→ **What to produce**:
Write out every record below exactly as it stands, leaving the pictures out.

→ **Working data**:
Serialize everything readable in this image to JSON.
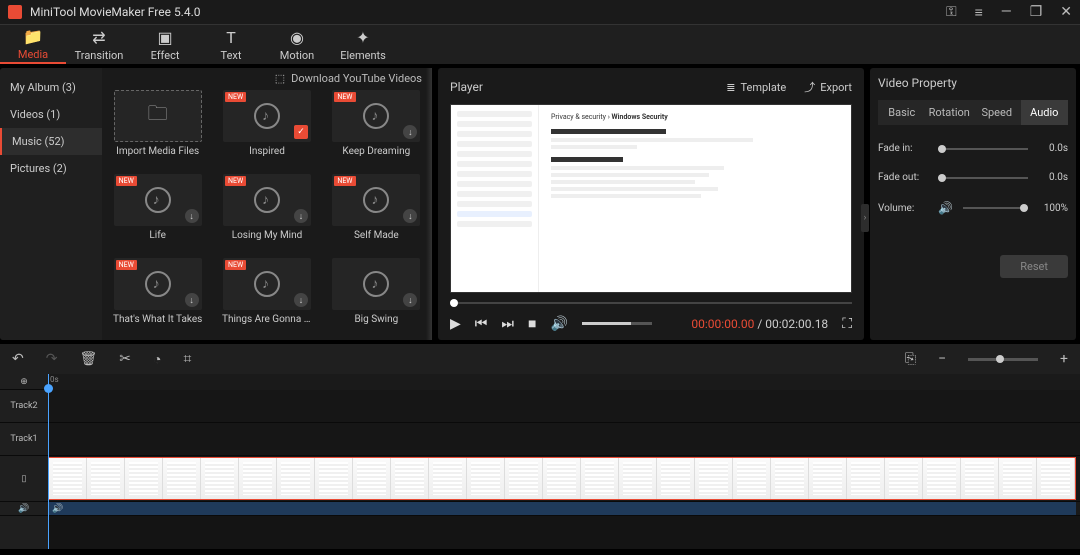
{
  "app": {
    "title": "MiniTool MovieMaker Free 5.4.0"
  },
  "toolbar": {
    "media": "Media",
    "transition": "Transition",
    "effect": "Effect",
    "text": "Text",
    "motion": "Motion",
    "elements": "Elements"
  },
  "library": {
    "categories": [
      {
        "label": "My Album (3)"
      },
      {
        "label": "Videos (1)"
      },
      {
        "label": "Music (52)"
      },
      {
        "label": "Pictures (2)"
      }
    ],
    "download_yt": "Download YouTube Videos",
    "tiles": [
      {
        "label": "Import Media Files",
        "import": true
      },
      {
        "label": "Inspired",
        "new": true,
        "checked": true
      },
      {
        "label": "Keep Dreaming",
        "new": true,
        "dl": true
      },
      {
        "label": "Life",
        "new": true,
        "dl": true
      },
      {
        "label": "Losing My Mind",
        "new": true,
        "dl": true
      },
      {
        "label": "Self Made",
        "new": true,
        "dl": true
      },
      {
        "label": "That's What It Takes",
        "new": true,
        "dl": true
      },
      {
        "label": "Things Are Gonna Ge…",
        "new": true,
        "dl": true
      },
      {
        "label": "Big Swing",
        "dl": true
      }
    ]
  },
  "player": {
    "title": "Player",
    "template": "Template",
    "export": "Export",
    "time_current": "00:00:00.00",
    "time_sep": " / ",
    "time_total": "00:02:00.18",
    "preview": {
      "crumb1": "Privacy & security  ›  ",
      "crumb2": "Windows Security"
    }
  },
  "props": {
    "title": "Video Property",
    "tabs": {
      "basic": "Basic",
      "rotation": "Rotation",
      "speed": "Speed",
      "audio": "Audio"
    },
    "fade_in_label": "Fade in:",
    "fade_in_val": "0.0s",
    "fade_out_label": "Fade out:",
    "fade_out_val": "0.0s",
    "volume_label": "Volume:",
    "volume_val": "100%",
    "reset": "Reset"
  },
  "timeline": {
    "ruler0": "0s",
    "track2": "Track2",
    "track1": "Track1"
  }
}
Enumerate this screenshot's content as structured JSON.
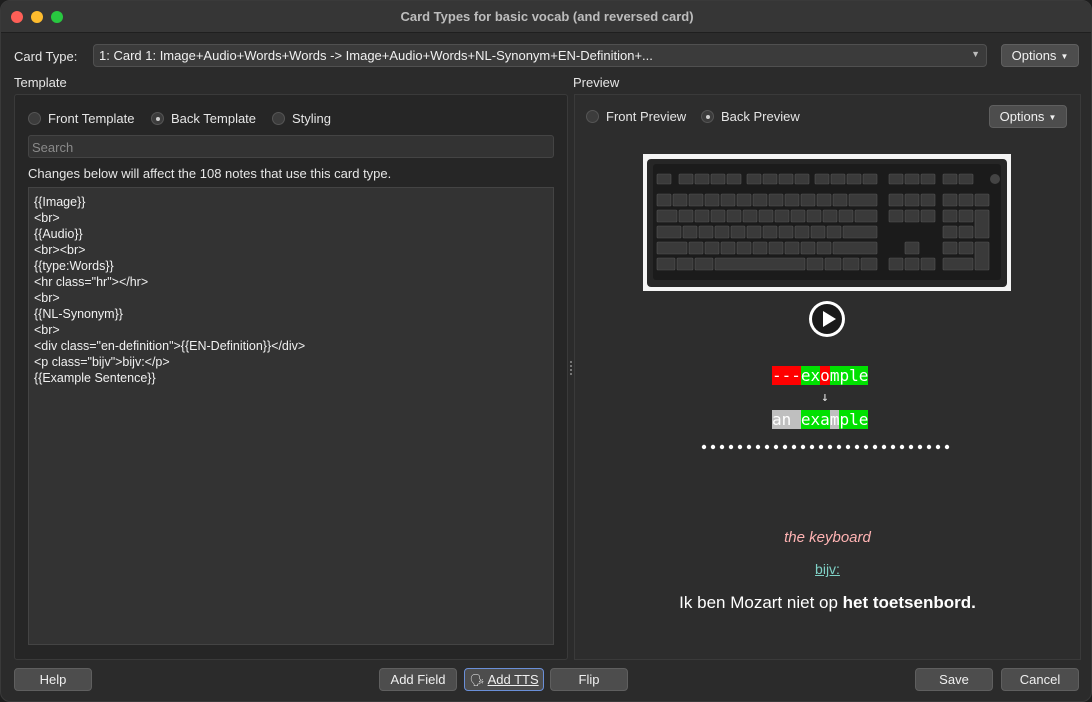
{
  "window": {
    "title": "Card Types for basic vocab (and reversed card)"
  },
  "card_type": {
    "label": "Card Type:",
    "selected": "1: Card 1: Image+Audio+Words+Words -> Image+Audio+Words+NL-Synonym+EN-Definition+...",
    "options_label": "Options"
  },
  "template": {
    "section_label": "Template",
    "radios": [
      {
        "label": "Front Template",
        "selected": false
      },
      {
        "label": "Back Template",
        "selected": true
      },
      {
        "label": "Styling",
        "selected": false
      }
    ],
    "search_placeholder": "Search",
    "notice": "Changes below will affect the 108 notes that use this card type.",
    "code_lines": [
      "{{Image}}",
      "<br>",
      "{{Audio}}",
      "<br><br>",
      "{{type:Words}}",
      "<hr class=\"hr\"></hr>",
      "<br>",
      "{{NL-Synonym}}",
      "<br>",
      "<div class=\"en-definition\">{{EN-Definition}}</div>",
      "<p class=\"bijv\">bijv:</p>",
      "{{Example Sentence}}"
    ]
  },
  "preview": {
    "section_label": "Preview",
    "radios": [
      {
        "label": "Front Preview",
        "selected": false
      },
      {
        "label": "Back Preview",
        "selected": true
      }
    ],
    "options_label": "Options",
    "typed_answer": {
      "typed_bad_1": "---",
      "typed_good_1": "ex",
      "typed_bad_2": "o",
      "typed_good_2": "mple",
      "arrow": "↓",
      "expected_missed_1": "an ",
      "expected_good_1": "exa",
      "expected_missed_2": "m",
      "expected_good_2": "ple"
    },
    "definition": "the keyboard",
    "bijv": "bijv:",
    "sentence_plain": "Ik ben Mozart niet op ",
    "sentence_bold": "het toetsenbord."
  },
  "footer": {
    "help": "Help",
    "add_field": "Add Field",
    "add_tts": "Add TTS",
    "flip": "Flip",
    "save": "Save",
    "cancel": "Cancel"
  },
  "colors": {
    "wrong": "#ff0000",
    "correct": "#00e000",
    "missing": "#bfbfbf",
    "definition": "#ffb3b3",
    "bijv": "#7fd1c6"
  }
}
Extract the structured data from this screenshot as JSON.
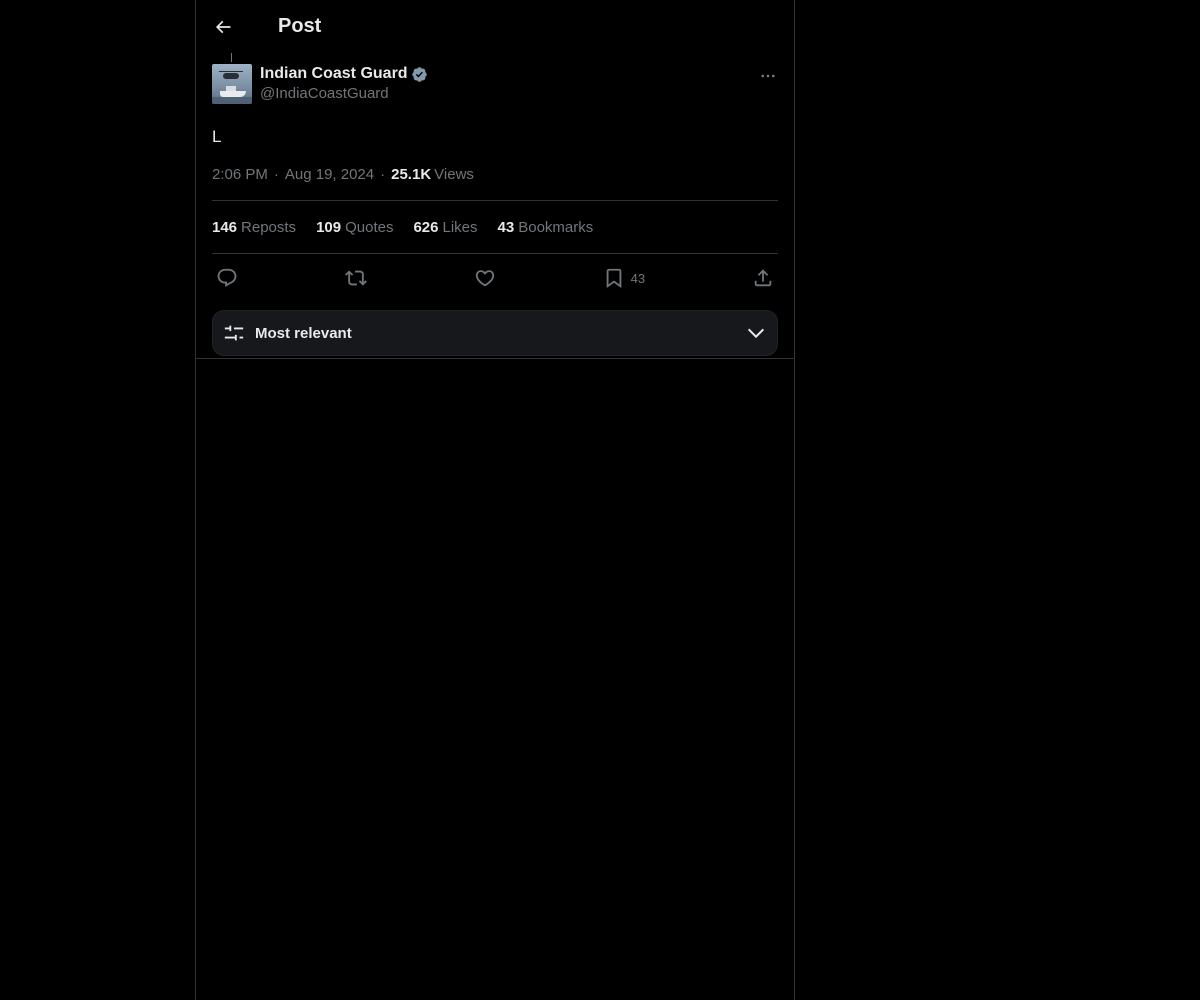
{
  "header": {
    "title": "Post",
    "back_icon": "arrow-left-icon"
  },
  "post": {
    "author": {
      "display_name": "Indian Coast Guard",
      "handle": "@IndiaCoastGuard",
      "verified": true,
      "verified_color": "#829aab"
    },
    "text": "L",
    "time": "2:06 PM",
    "date": "Aug 19, 2024",
    "views_count": "25.1K",
    "views_label": "Views"
  },
  "stats": [
    {
      "count": "146",
      "label": "Reposts"
    },
    {
      "count": "109",
      "label": "Quotes"
    },
    {
      "count": "626",
      "label": "Likes"
    },
    {
      "count": "43",
      "label": "Bookmarks"
    }
  ],
  "actions": {
    "reply_icon": "reply-icon",
    "repost_icon": "repost-icon",
    "like_icon": "heart-icon",
    "bookmark_icon": "bookmark-icon",
    "bookmark_count": "43",
    "share_icon": "share-icon"
  },
  "sort": {
    "label": "Most relevant",
    "icon": "sliders-icon",
    "chevron": "chevron-down-icon"
  },
  "colors": {
    "background": "#000000",
    "text": "#e7e9ea",
    "muted": "#71767b",
    "border": "#2f3336"
  }
}
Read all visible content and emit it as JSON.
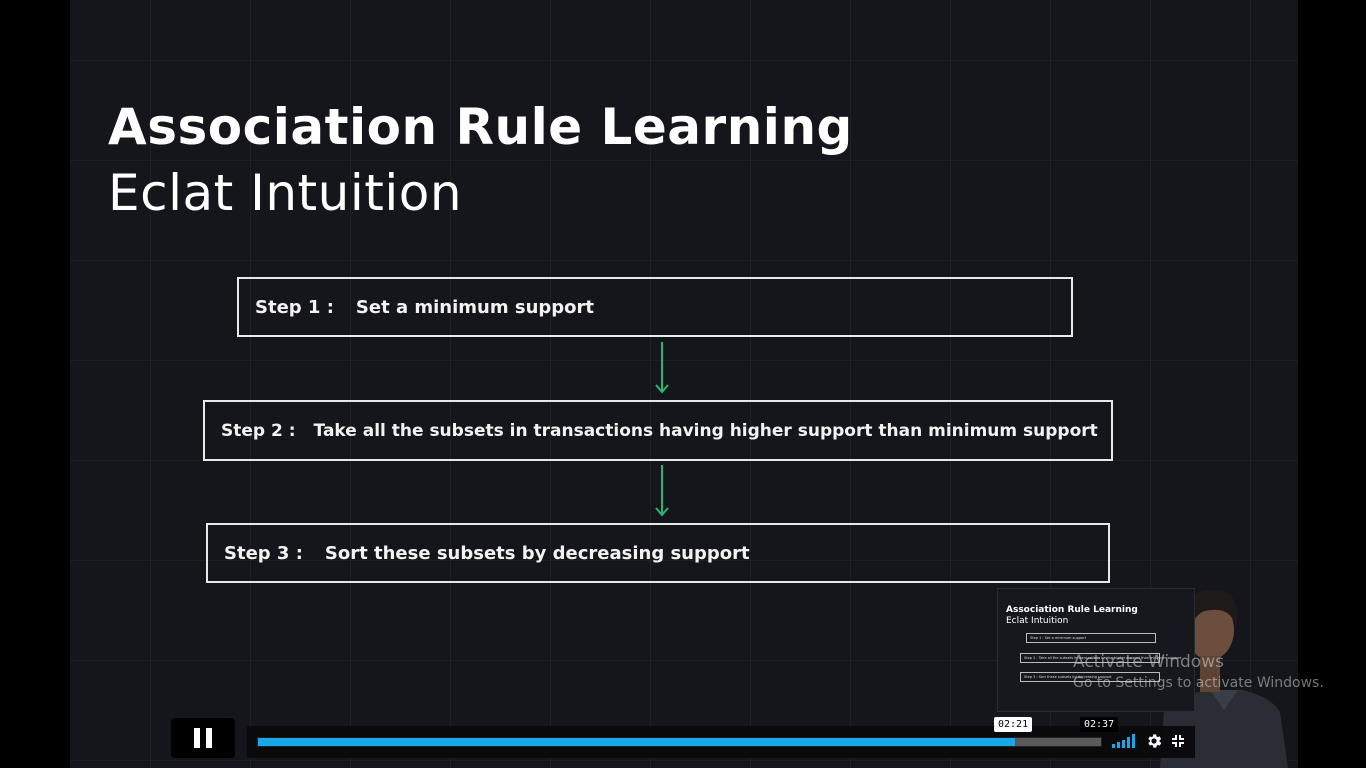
{
  "slide": {
    "title": "Association Rule Learning",
    "subtitle": "Eclat Intuition",
    "steps": [
      {
        "label": "Step 1 :",
        "text": "Set a minimum support"
      },
      {
        "label": "Step 2 :",
        "text": "Take all the subsets in transactions having higher support than minimum support"
      },
      {
        "label": "Step 3 :",
        "text": "Sort these subsets by decreasing support"
      }
    ],
    "arrow_color": "#2bb673"
  },
  "thumbnail": {
    "title": "Association Rule Learning",
    "subtitle": "Eclat Intuition",
    "steps": [
      "Step 1 :   Set a minimum support",
      "Step 2 :   Take all the subsets in transactions having higher support than minimum support",
      "Step 3 :   Sort these subsets by decreasing support"
    ]
  },
  "watermark": {
    "line1": "Activate Windows",
    "line2": "Go to Settings to activate Windows."
  },
  "player": {
    "current_time": "02:21",
    "duration": "02:37",
    "progress_fraction": 0.898,
    "accent_color": "#1aa7e8",
    "state": "playing"
  }
}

→ **Output**:
Serialize everything readable in this image to JSON.
{
  "app": {
    "title": "MiniTool MovieMaker Free 5.4.0"
  },
  "toolbar": {
    "media": "Media",
    "transition": "Transition",
    "effect": "Effect",
    "text": "Text",
    "motion": "Motion",
    "elements": "Elements"
  },
  "library": {
    "categories": [
      {
        "label": "My Album (3)"
      },
      {
        "label": "Videos (1)"
      },
      {
        "label": "Music (52)"
      },
      {
        "label": "Pictures (2)"
      }
    ],
    "download_yt": "Download YouTube Videos",
    "tiles": [
      {
        "label": "Import Media Files",
        "import": true
      },
      {
        "label": "Inspired",
        "new": true,
        "checked": true
      },
      {
        "label": "Keep Dreaming",
        "new": true,
        "dl": true
      },
      {
        "label": "Life",
        "new": true,
        "dl": true
      },
      {
        "label": "Losing My Mind",
        "new": true,
        "dl": true
      },
      {
        "label": "Self Made",
        "new": true,
        "dl": true
      },
      {
        "label": "That's What It Takes",
        "new": true,
        "dl": true
      },
      {
        "label": "Things Are Gonna Ge…",
        "new": true,
        "dl": true
      },
      {
        "label": "Big Swing",
        "dl": true
      }
    ]
  },
  "player": {
    "title": "Player",
    "template": "Template",
    "export": "Export",
    "time_current": "00:00:00.00",
    "time_sep": " / ",
    "time_total": "00:02:00.18",
    "preview": {
      "crumb1": "Privacy & security  ›  ",
      "crumb2": "Windows Security"
    }
  },
  "props": {
    "title": "Video Property",
    "tabs": {
      "basic": "Basic",
      "rotation": "Rotation",
      "speed": "Speed",
      "audio": "Audio"
    },
    "fade_in_label": "Fade in:",
    "fade_in_val": "0.0s",
    "fade_out_label": "Fade out:",
    "fade_out_val": "0.0s",
    "volume_label": "Volume:",
    "volume_val": "100%",
    "reset": "Reset"
  },
  "timeline": {
    "ruler0": "0s",
    "track2": "Track2",
    "track1": "Track1"
  }
}
Enumerate this screenshot's content as structured JSON.
{
  "window": {
    "title": "Card Types for basic vocab (and reversed card)"
  },
  "card_type": {
    "label": "Card Type:",
    "selected": "1: Card 1: Image+Audio+Words+Words -> Image+Audio+Words+NL-Synonym+EN-Definition+...",
    "options_label": "Options"
  },
  "template": {
    "section_label": "Template",
    "radios": [
      {
        "label": "Front Template",
        "selected": false
      },
      {
        "label": "Back Template",
        "selected": true
      },
      {
        "label": "Styling",
        "selected": false
      }
    ],
    "search_placeholder": "Search",
    "notice": "Changes below will affect the 108 notes that use this card type.",
    "code_lines": [
      "{{Image}}",
      "<br>",
      "{{Audio}}",
      "<br><br>",
      "{{type:Words}}",
      "<hr class=\"hr\"></hr>",
      "<br>",
      "{{NL-Synonym}}",
      "<br>",
      "<div class=\"en-definition\">{{EN-Definition}}</div>",
      "<p class=\"bijv\">bijv:</p>",
      "{{Example Sentence}}"
    ]
  },
  "preview": {
    "section_label": "Preview",
    "radios": [
      {
        "label": "Front Preview",
        "selected": false
      },
      {
        "label": "Back Preview",
        "selected": true
      }
    ],
    "options_label": "Options",
    "typed_answer": {
      "typed_bad_1": "---",
      "typed_good_1": "ex",
      "typed_bad_2": "o",
      "typed_good_2": "mple",
      "arrow": "↓",
      "expected_missed_1": "an ",
      "expected_good_1": "exa",
      "expected_missed_2": "m",
      "expected_good_2": "ple"
    },
    "definition": "the keyboard",
    "bijv": "bijv:",
    "sentence_plain": "Ik ben Mozart niet op ",
    "sentence_bold": "het toetsenbord."
  },
  "footer": {
    "help": "Help",
    "add_field": "Add Field",
    "add_tts": "Add TTS",
    "flip": "Flip",
    "save": "Save",
    "cancel": "Cancel"
  },
  "colors": {
    "wrong": "#ff0000",
    "correct": "#00e000",
    "missing": "#bfbfbf",
    "definition": "#ffb3b3",
    "bijv": "#7fd1c6"
  }
}
Extract the structured data from this screenshot as JSON.
{
  "header": {
    "title": "Post",
    "back_icon": "arrow-left-icon"
  },
  "post": {
    "author": {
      "display_name": "Indian Coast Guard",
      "handle": "@IndiaCoastGuard",
      "verified": true,
      "verified_color": "#829aab"
    },
    "text": "L",
    "time": "2:06 PM",
    "date": "Aug 19, 2024",
    "views_count": "25.1K",
    "views_label": "Views"
  },
  "stats": [
    {
      "count": "146",
      "label": "Reposts"
    },
    {
      "count": "109",
      "label": "Quotes"
    },
    {
      "count": "626",
      "label": "Likes"
    },
    {
      "count": "43",
      "label": "Bookmarks"
    }
  ],
  "actions": {
    "reply_icon": "reply-icon",
    "repost_icon": "repost-icon",
    "like_icon": "heart-icon",
    "bookmark_icon": "bookmark-icon",
    "bookmark_count": "43",
    "share_icon": "share-icon"
  },
  "sort": {
    "label": "Most relevant",
    "icon": "sliders-icon",
    "chevron": "chevron-down-icon"
  },
  "colors": {
    "background": "#000000",
    "text": "#e7e9ea",
    "muted": "#71767b",
    "border": "#2f3336"
  }
}
Read all visible content and emit it as JSON.
{
  "slide": {
    "title": "Association Rule Learning",
    "subtitle": "Eclat Intuition",
    "steps": [
      {
        "label": "Step 1 :",
        "text": "Set a minimum support"
      },
      {
        "label": "Step 2 :",
        "text": "Take all the subsets in transactions having higher support than minimum support"
      },
      {
        "label": "Step 3 :",
        "text": "Sort these subsets by decreasing support"
      }
    ],
    "arrow_color": "#2bb673"
  },
  "thumbnail": {
    "title": "Association Rule Learning",
    "subtitle": "Eclat Intuition",
    "steps": [
      "Step 1 :   Set a minimum support",
      "Step 2 :   Take all the subsets in transactions having higher support than minimum support",
      "Step 3 :   Sort these subsets by decreasing support"
    ]
  },
  "watermark": {
    "line1": "Activate Windows",
    "line2": "Go to Settings to activate Windows."
  },
  "player": {
    "current_time": "02:21",
    "duration": "02:37",
    "progress_fraction": 0.898,
    "accent_color": "#1aa7e8",
    "state": "playing"
  }
}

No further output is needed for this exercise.